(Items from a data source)
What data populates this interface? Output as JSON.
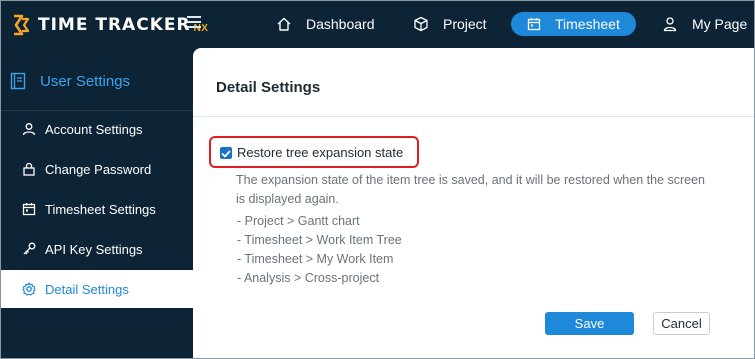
{
  "app": {
    "logo_text": "TIME TRACKER",
    "logo_suffix": "NX"
  },
  "nav": {
    "dashboard": "Dashboard",
    "project": "Project",
    "timesheet": "Timesheet",
    "mypage": "My Page",
    "active": "timesheet"
  },
  "sidebar": {
    "title": "User Settings",
    "items": [
      {
        "label": "Account Settings",
        "icon": "person-icon"
      },
      {
        "label": "Change Password",
        "icon": "lock-icon"
      },
      {
        "label": "Timesheet Settings",
        "icon": "calendar-icon"
      },
      {
        "label": "API Key Settings",
        "icon": "key-icon"
      },
      {
        "label": "Detail Settings",
        "icon": "gear-icon"
      }
    ],
    "active_index": 4
  },
  "main": {
    "title": "Detail Settings",
    "option": {
      "label": "Restore tree expansion state",
      "checked": true
    },
    "description": "The expansion state of the item tree is saved, and it will be restored when the screen is displayed again.",
    "paths": [
      "- Project > Gantt chart",
      "- Timesheet > Work Item Tree",
      "- Timesheet > My Work Item",
      "- Analysis > Cross-project"
    ],
    "save_label": "Save",
    "cancel_label": "Cancel"
  },
  "colors": {
    "nav_bg": "#0d2436",
    "accent": "#1e88d9",
    "highlight": "#e02020",
    "logo_accent": "#f5a623"
  }
}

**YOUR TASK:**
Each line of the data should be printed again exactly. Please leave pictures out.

**ANSWER SPACE:**
What data populates this interface? Output as JSON.
{
  "app": {
    "logo_text": "TIME TRACKER",
    "logo_suffix": "NX"
  },
  "nav": {
    "dashboard": "Dashboard",
    "project": "Project",
    "timesheet": "Timesheet",
    "mypage": "My Page",
    "active": "timesheet"
  },
  "sidebar": {
    "title": "User Settings",
    "items": [
      {
        "label": "Account Settings",
        "icon": "person-icon"
      },
      {
        "label": "Change Password",
        "icon": "lock-icon"
      },
      {
        "label": "Timesheet Settings",
        "icon": "calendar-icon"
      },
      {
        "label": "API Key Settings",
        "icon": "key-icon"
      },
      {
        "label": "Detail Settings",
        "icon": "gear-icon"
      }
    ],
    "active_index": 4
  },
  "main": {
    "title": "Detail Settings",
    "option": {
      "label": "Restore tree expansion state",
      "checked": true
    },
    "description": "The expansion state of the item tree is saved, and it will be restored when the screen is displayed again.",
    "paths": [
      "- Project > Gantt chart",
      "- Timesheet > Work Item Tree",
      "- Timesheet > My Work Item",
      "- Analysis > Cross-project"
    ],
    "save_label": "Save",
    "cancel_label": "Cancel"
  },
  "colors": {
    "nav_bg": "#0d2436",
    "accent": "#1e88d9",
    "highlight": "#e02020",
    "logo_accent": "#f5a623"
  }
}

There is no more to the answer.